Prompt: Your answer must be an exact copy of the listing, with the images left out.

Given entries:
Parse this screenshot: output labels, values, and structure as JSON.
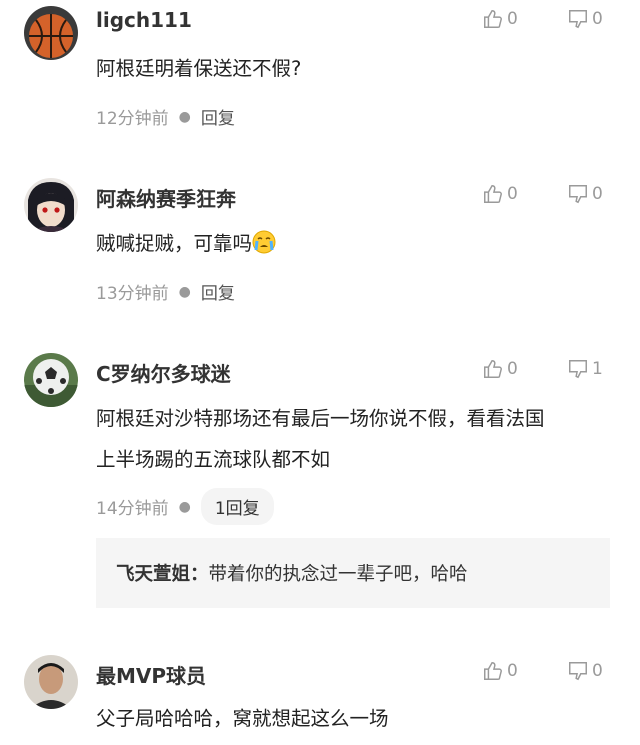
{
  "comments": [
    {
      "username": "ligch111",
      "likes": "0",
      "dislikes": "0",
      "text": "阿根廷明着保送还不假?",
      "time": "12分钟前",
      "reply_label": "回复",
      "avatar_icon": "basketball-icon"
    },
    {
      "username": "阿森纳赛季狂奔",
      "likes": "0",
      "dislikes": "0",
      "text": "贼喊捉贼，可靠吗",
      "emoji": "crying-face-icon",
      "time": "13分钟前",
      "reply_label": "回复",
      "avatar_icon": "anime-avatar-icon"
    },
    {
      "username": "C罗纳尔多球迷",
      "likes": "0",
      "dislikes": "1",
      "text_line1": "阿根廷对沙特那场还有最后一场你说不假，看看法国",
      "text_line2": "上半场踢的五流球队都不如",
      "time": "14分钟前",
      "reply_label": "1回复",
      "avatar_icon": "ball-avatar-icon",
      "quoted_reply": {
        "name": "飞天萱姐：",
        "text": "带着你的执念过一辈子吧，哈哈"
      }
    },
    {
      "username": "最MVP球员",
      "likes": "0",
      "dislikes": "0",
      "text": "父子局哈哈哈，窝就想起这么一场",
      "avatar_icon": "person-avatar-icon"
    }
  ],
  "colors": {
    "meta_gray": "#9a9a9a",
    "quote_bg": "#f5f5f5",
    "pill_bg": "#f4f4f4"
  }
}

Solution:
Parse this screenshot: output labels, values, and structure as JSON.
{
  "comments": [
    {
      "username": "ligch111",
      "likes": "0",
      "dislikes": "0",
      "text": "阿根廷明着保送还不假?",
      "time": "12分钟前",
      "reply_label": "回复",
      "avatar_icon": "basketball-icon"
    },
    {
      "username": "阿森纳赛季狂奔",
      "likes": "0",
      "dislikes": "0",
      "text": "贼喊捉贼，可靠吗",
      "emoji": "crying-face-icon",
      "time": "13分钟前",
      "reply_label": "回复",
      "avatar_icon": "anime-avatar-icon"
    },
    {
      "username": "C罗纳尔多球迷",
      "likes": "0",
      "dislikes": "1",
      "text_line1": "阿根廷对沙特那场还有最后一场你说不假，看看法国",
      "text_line2": "上半场踢的五流球队都不如",
      "time": "14分钟前",
      "reply_label": "1回复",
      "avatar_icon": "ball-avatar-icon",
      "quoted_reply": {
        "name": "飞天萱姐：",
        "text": "带着你的执念过一辈子吧，哈哈"
      }
    },
    {
      "username": "最MVP球员",
      "likes": "0",
      "dislikes": "0",
      "text": "父子局哈哈哈，窝就想起这么一场",
      "avatar_icon": "person-avatar-icon"
    }
  ],
  "colors": {
    "meta_gray": "#9a9a9a",
    "quote_bg": "#f5f5f5",
    "pill_bg": "#f4f4f4"
  }
}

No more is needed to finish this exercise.